Managed Detection and Response Takes Security to the Next LevelIn the digital era, enterprises of all sizes must be proactive instead of reactive when it comes to cybersecurity.
By: Martha Vazquez - Senior Research Analyst - Infrastructure Services - IDC
Digital transformation is driving rapid technological changes across every organization. In response, IT infrastructures are growing more complex, with a mix of on-premises, cloud, and multicloud locations that expand the network’s potential attack surface.
And that surface will only continue to grow: A recent U.S. IDC survey found that close to 50% of respondents will turn to a managed security service provider to fill in for staff shortages and provide 24X7 support. Over 25% of respondents felt that they lacked the security talent and skills to keep up with the growing attack surface and the vast amounts of telemetry entering the network. Meanwhile, the continued onset of attacks – and their increasing sophistication – suggests that today’s malicious actors are also embracing emerging technologies to keep ahead of security staff. Simply put, it is harder than ever to stay safe.
To fight back, enterprises large and small are exploring Managed Detection and Response (MDR), a continuous and proactive security and threat monitoring, detection, incident analysis, and response service that correlates threat intelligence and telemetry collected from the client's environment. IDC's research finds that organizations are either implementing or looking to implement MDR services to address:

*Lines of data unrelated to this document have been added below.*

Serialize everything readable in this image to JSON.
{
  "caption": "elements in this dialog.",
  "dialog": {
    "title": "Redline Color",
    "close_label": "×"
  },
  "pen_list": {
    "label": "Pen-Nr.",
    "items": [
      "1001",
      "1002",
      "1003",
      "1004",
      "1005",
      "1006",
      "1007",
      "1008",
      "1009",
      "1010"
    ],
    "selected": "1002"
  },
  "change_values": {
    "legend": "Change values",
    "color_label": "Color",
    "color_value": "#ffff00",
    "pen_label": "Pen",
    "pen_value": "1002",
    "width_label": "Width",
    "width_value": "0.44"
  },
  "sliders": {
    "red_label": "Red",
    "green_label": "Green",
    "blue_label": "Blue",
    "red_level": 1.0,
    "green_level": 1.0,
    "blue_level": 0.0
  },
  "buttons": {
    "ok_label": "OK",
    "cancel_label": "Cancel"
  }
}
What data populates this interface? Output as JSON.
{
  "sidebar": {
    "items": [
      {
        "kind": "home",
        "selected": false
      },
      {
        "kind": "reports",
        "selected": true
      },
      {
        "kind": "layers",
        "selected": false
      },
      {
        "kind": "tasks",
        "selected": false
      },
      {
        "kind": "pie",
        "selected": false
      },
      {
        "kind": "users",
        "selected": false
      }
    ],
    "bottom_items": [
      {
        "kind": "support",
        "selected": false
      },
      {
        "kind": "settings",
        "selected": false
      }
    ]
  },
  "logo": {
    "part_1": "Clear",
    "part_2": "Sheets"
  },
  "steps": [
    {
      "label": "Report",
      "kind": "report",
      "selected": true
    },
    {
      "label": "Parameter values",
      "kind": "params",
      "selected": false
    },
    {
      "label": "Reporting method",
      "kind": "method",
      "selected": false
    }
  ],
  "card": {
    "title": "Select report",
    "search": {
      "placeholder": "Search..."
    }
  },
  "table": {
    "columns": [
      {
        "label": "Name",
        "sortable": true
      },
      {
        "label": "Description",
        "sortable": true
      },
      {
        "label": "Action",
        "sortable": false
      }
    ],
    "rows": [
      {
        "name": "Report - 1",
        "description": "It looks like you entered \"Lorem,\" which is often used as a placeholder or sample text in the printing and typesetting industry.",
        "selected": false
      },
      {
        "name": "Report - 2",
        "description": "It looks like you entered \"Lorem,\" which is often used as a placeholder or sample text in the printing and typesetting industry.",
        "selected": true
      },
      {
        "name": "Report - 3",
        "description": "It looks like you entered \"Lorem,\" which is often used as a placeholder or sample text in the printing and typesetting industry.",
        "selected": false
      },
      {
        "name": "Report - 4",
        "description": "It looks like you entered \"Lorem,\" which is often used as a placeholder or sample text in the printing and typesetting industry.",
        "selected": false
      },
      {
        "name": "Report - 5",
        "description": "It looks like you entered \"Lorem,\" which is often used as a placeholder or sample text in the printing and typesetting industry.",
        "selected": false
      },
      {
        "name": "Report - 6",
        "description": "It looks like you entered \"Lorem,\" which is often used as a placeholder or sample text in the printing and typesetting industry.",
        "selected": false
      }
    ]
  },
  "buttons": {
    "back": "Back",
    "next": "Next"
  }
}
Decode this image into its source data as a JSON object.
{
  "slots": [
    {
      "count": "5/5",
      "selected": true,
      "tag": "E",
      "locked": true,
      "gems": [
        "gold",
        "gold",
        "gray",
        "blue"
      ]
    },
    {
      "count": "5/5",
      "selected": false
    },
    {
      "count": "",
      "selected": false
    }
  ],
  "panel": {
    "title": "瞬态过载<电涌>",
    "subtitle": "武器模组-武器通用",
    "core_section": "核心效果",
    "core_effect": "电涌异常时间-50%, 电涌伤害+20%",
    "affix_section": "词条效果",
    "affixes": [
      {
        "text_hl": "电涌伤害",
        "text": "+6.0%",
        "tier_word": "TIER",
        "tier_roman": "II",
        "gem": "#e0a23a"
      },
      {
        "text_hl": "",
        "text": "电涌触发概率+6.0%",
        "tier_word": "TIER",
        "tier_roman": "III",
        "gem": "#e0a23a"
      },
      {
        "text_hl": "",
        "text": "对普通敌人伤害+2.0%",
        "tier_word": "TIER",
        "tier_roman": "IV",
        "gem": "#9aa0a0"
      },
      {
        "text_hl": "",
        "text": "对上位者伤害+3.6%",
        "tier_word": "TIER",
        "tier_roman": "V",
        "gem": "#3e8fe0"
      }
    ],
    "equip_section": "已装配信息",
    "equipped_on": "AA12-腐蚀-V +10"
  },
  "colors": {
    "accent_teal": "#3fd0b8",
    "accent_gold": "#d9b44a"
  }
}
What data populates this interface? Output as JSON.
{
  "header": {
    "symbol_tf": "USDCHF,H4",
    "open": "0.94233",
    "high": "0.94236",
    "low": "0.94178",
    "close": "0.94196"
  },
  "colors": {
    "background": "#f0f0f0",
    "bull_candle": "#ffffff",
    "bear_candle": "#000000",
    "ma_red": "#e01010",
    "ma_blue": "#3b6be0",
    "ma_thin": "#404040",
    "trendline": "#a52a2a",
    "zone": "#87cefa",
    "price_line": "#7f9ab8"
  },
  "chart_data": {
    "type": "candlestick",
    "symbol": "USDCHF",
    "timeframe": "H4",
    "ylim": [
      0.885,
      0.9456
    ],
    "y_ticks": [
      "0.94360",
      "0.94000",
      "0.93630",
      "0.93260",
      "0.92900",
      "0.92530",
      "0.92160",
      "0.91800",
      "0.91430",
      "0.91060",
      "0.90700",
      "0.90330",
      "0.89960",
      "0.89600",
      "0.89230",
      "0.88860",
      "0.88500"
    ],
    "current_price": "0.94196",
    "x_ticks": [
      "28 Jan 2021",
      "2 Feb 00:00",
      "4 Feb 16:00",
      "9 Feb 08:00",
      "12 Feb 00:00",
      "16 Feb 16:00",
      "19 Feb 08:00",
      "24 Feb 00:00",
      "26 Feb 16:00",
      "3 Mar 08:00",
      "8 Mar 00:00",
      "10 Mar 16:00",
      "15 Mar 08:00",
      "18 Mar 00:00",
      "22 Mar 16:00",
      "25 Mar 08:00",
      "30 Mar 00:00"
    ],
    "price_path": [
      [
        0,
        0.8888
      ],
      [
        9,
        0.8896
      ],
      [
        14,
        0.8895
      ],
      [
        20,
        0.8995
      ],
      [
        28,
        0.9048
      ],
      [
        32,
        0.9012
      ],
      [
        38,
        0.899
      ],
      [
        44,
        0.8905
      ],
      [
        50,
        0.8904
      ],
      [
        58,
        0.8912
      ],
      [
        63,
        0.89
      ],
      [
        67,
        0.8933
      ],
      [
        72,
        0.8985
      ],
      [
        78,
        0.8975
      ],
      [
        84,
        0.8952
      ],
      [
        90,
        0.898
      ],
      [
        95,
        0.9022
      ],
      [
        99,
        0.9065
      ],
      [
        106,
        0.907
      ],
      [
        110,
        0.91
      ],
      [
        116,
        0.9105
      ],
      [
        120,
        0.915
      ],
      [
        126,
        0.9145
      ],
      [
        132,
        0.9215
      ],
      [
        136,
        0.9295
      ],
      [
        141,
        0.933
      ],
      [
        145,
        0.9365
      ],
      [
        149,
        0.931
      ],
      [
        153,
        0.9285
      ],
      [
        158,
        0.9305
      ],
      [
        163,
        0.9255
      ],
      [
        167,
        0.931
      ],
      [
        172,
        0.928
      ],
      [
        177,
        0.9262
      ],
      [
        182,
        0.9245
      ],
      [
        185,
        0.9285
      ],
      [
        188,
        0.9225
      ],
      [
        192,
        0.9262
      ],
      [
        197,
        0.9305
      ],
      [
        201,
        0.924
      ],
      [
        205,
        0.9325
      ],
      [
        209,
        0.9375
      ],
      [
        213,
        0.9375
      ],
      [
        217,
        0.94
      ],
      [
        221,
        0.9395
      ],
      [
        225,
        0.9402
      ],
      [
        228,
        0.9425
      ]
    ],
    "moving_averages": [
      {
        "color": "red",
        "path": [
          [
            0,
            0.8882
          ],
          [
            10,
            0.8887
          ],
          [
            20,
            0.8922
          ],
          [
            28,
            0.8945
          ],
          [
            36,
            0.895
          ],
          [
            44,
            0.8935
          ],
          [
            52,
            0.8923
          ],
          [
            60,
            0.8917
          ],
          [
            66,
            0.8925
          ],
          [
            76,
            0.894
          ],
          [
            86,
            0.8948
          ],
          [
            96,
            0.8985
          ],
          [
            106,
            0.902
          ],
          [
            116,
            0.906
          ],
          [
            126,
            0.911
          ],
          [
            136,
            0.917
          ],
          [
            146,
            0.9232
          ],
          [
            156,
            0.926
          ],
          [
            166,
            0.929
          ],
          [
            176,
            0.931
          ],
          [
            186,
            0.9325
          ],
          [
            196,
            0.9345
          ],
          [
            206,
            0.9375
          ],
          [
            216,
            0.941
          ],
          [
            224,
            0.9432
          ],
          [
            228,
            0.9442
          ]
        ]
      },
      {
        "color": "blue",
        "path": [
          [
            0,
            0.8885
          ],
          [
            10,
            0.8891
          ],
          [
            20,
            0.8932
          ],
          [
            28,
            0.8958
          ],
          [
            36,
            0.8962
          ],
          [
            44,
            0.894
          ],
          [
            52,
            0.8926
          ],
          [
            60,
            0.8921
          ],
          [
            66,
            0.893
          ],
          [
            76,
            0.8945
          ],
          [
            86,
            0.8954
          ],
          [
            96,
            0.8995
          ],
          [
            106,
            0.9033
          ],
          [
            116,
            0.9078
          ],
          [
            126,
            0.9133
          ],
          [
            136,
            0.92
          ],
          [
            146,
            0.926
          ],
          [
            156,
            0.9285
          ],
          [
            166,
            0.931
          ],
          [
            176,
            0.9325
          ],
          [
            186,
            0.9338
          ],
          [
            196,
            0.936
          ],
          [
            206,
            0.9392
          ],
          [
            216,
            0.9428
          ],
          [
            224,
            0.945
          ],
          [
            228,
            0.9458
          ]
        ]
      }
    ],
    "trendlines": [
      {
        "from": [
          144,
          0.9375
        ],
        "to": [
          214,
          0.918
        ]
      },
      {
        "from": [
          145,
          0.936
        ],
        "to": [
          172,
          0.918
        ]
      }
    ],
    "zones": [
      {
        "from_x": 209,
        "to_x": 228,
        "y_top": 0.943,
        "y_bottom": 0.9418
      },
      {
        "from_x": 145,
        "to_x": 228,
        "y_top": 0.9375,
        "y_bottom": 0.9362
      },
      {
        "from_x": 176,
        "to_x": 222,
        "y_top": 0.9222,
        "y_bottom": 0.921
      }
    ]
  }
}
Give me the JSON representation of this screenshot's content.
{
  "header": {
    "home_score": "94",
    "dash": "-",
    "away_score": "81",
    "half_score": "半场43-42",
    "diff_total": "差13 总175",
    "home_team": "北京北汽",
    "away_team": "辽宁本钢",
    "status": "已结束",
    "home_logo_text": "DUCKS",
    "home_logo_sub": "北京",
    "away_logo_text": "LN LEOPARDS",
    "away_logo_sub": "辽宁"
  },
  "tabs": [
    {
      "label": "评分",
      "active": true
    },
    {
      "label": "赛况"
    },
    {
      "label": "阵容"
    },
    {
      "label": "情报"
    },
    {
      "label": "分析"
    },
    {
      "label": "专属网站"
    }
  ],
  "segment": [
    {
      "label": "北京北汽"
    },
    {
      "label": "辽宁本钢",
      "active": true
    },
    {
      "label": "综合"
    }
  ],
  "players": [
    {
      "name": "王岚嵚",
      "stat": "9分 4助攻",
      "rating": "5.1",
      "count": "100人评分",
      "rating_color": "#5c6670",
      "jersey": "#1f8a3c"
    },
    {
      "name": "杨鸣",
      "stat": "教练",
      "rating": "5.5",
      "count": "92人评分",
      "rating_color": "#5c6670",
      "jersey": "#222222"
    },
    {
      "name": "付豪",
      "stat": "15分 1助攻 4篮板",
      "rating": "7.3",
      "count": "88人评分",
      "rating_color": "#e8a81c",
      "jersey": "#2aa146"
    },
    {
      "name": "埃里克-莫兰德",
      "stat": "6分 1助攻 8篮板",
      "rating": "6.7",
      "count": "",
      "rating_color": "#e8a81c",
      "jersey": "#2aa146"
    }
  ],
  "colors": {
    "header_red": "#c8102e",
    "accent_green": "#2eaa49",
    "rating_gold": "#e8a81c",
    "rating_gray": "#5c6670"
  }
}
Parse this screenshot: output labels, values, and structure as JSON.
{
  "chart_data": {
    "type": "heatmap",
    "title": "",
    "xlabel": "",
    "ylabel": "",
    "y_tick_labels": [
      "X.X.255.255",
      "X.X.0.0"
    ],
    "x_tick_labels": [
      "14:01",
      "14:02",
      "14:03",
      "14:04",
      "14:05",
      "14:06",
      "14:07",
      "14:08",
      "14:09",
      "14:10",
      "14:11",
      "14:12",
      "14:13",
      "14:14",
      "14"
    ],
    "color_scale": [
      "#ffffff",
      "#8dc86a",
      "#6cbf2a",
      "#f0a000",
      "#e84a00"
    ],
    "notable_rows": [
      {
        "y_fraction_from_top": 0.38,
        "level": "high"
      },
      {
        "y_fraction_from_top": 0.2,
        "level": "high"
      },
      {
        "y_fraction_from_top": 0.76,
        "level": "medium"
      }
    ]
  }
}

» The growing sophistication of threats such as nation-state attacks, fileless attacks, and ransomware
» The lack of 24X7 support, security talent, and in-house expertise to address these threats
» The need to adopt emerging technologies such as artificial intelligence
Demand for MDR services is also being driven by ever-increasing regulations that require more robust cybersecurity capabilities, regardless of a company’s size. For example, even smaller organizations that deal with personal health information (PHI) as “covered entities” must adhere to HIPAA regulations.
To protect clients, MDR services monitor activity and apply advanced analytics on endpoints, user activity, the application layer, and at the network perimeter, as well as traffic moving laterally within an enterprise network. MDR monitoring—especially application and user supervision—can also be extended into cloud environments.
MDR services combine technology with human expertise and specific methodologies to generate recommendations, guidance, and intelligence to keep clients secure. And while implementing MDR needn’t be a “rip and replace” situation, organizations should carefully evaluate components such as expertise, visibility, and security tools and technologies used when other when looking for a provider.
To learn more about the value MDR can provide to any organization regardless of its size, read the IDC Analyst Connection “Making the Most of Managed Detection and Response,” sponsored by Secureworks.